To say there’ve been a few rumors about Apple’s first foray into wearable tech would be the biggest understatement since someone said the iPhone was useful. With everyone hoping and wishing for an iWatch, there’s been nothing from Apple on the topic except for a few possible patent applications and some talks with Nike about their FuelBand.
In recent years Apple has been very tight when it comes to releasing new technology, choosing rather to upgrade what they already offer. While this has led some to believe there’s a lack of innovation at Apple, it should rather speak to their want to only release the best products possible.
While the idea of an iWatch is intriguing, especially for those of us in the tech world, this is a case where the idea of a device trumps the actuality of it. Sadly, we may never see an iWatch and here’s why.
No Add-On Sales
It’s no secret that Apple designs products to sell services and digital goods. The iPhone and iPad are sold and updated the way they are mostly because of the App Store that lives on each of them. The Mac App Store was touted as a perfect solution for OS X users, but at its core is another revenue stream for Apple. While this is far from a bad thing, as we all get a solid benefit from our apps, it shows that Apple only creates new products that make them money far after the credit card bill for the device itself is paid off.
Unlike Apple TV with it’s iTunes connection and iOS devices with the App Store, the iWatch would have very little add-on purchases that could be made after the device it bought. This means that it’s not likely that Apple would put a large amount of development time into the device if there weren’t a long-term profitability solution.
Design vs. Functionality
Most watches today are bought for their looks far more than they are for their ability to tell time. A $1,000 watch will tell time just as well as a $15,000 Rolex, so why do people pay that much more? This comes down to both looks and bragging rights, but goes to show that watches are more about looks than function today.
The problem with smart watches hasn’t been their functionality, but instead their looks. Smart watches like the Pebble and the Samsung Gear 2 are great at features, but severely lack in looks.
To add in all the features that would make a smart watch worth the purchase, it generally has to be large enough to house the components as well as a battery that will give the iWatch enough life to last more than a day. This size is a major turn off, and one of the reasons that smart watches haven’t caught on with the enormous iPhone market yet.
Ah, the double-edged sword that is new technology. While we all like to get as much use out of our tech as possible, we still love to get something new and shiny. It’s all we can do to wait for our cell phone contracts to be up so we can get the new and substantially more powerful iPhone, but do we really want to trade watches in this quickly too?
On top of this, the iWatch would ideally have an expensive price tag on it, making it fit more into the long-term purchase category instead of the short-term as other iPhone add-ons do. All this together means that the iWatch could actually hinder iPhone and iPad upgrades, further hurting Apple’s bottom line.
Overall, the iWatch is a great idea for consumers if we ignore the details.
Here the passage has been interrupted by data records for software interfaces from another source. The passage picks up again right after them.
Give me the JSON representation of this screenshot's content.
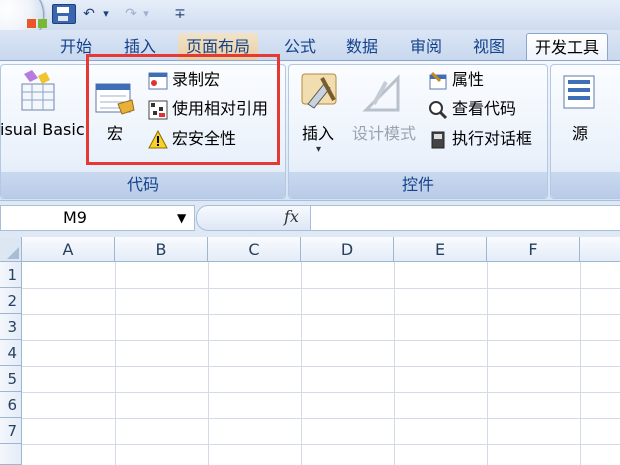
{
  "quick_access": {
    "undo_symbol": "↶",
    "redo_symbol": "↷",
    "dropdown_symbol": "▾",
    "customize_symbol": "∓"
  },
  "tabs": [
    "开始",
    "插入",
    "页面布局",
    "公式",
    "数据",
    "审阅",
    "视图",
    "开发工具"
  ],
  "active_tab": "开发工具",
  "ribbon": {
    "visual_basic_label": "isual Basic",
    "macro_label": "宏",
    "record_macro": "录制宏",
    "relative_ref": "使用相对引用",
    "macro_security": "宏安全性",
    "code_group": "代码",
    "insert_label": "插入",
    "design_mode": "设计模式",
    "properties": "属性",
    "view_code": "查看代码",
    "run_dialog": "执行对话框",
    "controls_group": "控件",
    "source_label": "源"
  },
  "formula_bar": {
    "name_box": "M9",
    "fx": "fx",
    "formula": ""
  },
  "sheet": {
    "columns": [
      "A",
      "B",
      "C",
      "D",
      "E",
      "F"
    ],
    "rows": [
      "1",
      "2",
      "3",
      "4",
      "5",
      "6",
      "7"
    ]
  },
  "colors": {
    "highlight": "#e53935",
    "tab_text": "#15428b"
  }
}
Once we see that Apple is in the market of making products that make them money more than just making products we love, it’s a pretty safe bet that the iWatch is never going to happen.